<<<<
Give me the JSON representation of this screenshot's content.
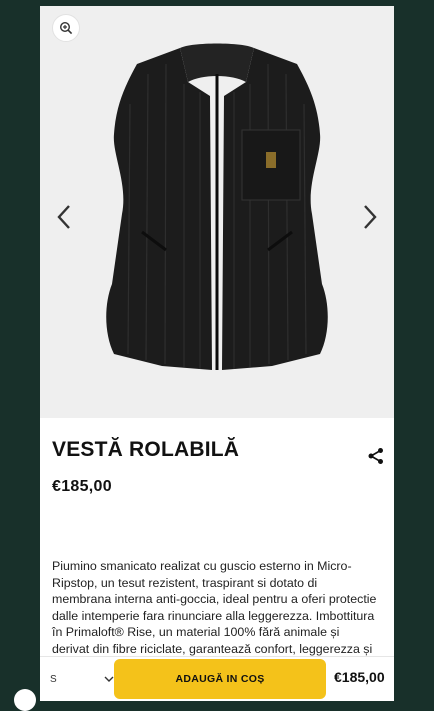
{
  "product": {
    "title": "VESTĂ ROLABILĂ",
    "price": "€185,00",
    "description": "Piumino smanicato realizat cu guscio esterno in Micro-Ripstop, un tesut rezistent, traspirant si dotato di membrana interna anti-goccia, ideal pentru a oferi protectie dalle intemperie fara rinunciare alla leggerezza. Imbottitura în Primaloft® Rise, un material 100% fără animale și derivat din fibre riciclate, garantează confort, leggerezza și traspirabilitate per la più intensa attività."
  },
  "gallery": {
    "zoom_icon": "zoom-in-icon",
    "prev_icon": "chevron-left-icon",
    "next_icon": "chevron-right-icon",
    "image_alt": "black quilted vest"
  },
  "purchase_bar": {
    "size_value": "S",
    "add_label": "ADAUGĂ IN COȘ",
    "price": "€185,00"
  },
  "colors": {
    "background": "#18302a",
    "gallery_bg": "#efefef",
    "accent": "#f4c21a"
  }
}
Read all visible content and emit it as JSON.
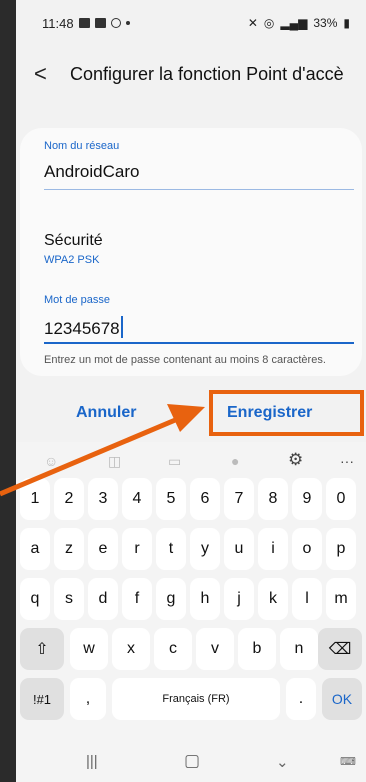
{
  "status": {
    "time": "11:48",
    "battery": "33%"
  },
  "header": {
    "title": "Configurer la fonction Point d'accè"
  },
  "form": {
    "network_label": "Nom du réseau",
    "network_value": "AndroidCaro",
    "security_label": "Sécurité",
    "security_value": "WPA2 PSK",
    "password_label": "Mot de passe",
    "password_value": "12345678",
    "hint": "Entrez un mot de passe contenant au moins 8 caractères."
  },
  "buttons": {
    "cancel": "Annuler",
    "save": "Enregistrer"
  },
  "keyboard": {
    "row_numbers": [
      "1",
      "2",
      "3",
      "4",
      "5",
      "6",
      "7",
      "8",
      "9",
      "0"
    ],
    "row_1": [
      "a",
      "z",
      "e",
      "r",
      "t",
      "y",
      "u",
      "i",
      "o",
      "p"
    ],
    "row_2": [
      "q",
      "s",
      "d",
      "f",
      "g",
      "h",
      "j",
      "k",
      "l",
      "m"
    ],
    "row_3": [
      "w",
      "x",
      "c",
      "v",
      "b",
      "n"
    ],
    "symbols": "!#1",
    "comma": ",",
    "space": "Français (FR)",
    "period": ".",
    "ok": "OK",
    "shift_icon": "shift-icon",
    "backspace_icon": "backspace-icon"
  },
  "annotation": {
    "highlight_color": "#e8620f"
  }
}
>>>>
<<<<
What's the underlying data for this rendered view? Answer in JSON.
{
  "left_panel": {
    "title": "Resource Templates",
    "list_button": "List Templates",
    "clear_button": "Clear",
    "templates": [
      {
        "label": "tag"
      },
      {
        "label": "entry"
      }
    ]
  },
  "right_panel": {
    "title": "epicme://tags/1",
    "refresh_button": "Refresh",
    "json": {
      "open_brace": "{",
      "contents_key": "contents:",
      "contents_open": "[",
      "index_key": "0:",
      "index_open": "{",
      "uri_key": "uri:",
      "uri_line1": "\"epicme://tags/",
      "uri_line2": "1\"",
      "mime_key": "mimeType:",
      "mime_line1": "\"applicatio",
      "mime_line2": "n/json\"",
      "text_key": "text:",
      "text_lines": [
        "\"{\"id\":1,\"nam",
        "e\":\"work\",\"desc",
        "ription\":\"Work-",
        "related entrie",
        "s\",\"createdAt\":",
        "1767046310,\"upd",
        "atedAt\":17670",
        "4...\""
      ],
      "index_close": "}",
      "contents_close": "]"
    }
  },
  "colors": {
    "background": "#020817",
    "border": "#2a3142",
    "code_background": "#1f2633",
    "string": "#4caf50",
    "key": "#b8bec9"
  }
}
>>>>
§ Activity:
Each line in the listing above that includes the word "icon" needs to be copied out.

§ Task result:
    "zoom_icon": "zoom-in-icon",
    "prev_icon": "chevron-left-icon",
    "next_icon": "chevron-right-icon",
    "shift_icon": "shift-icon",
    "backspace_icon": "backspace-icon"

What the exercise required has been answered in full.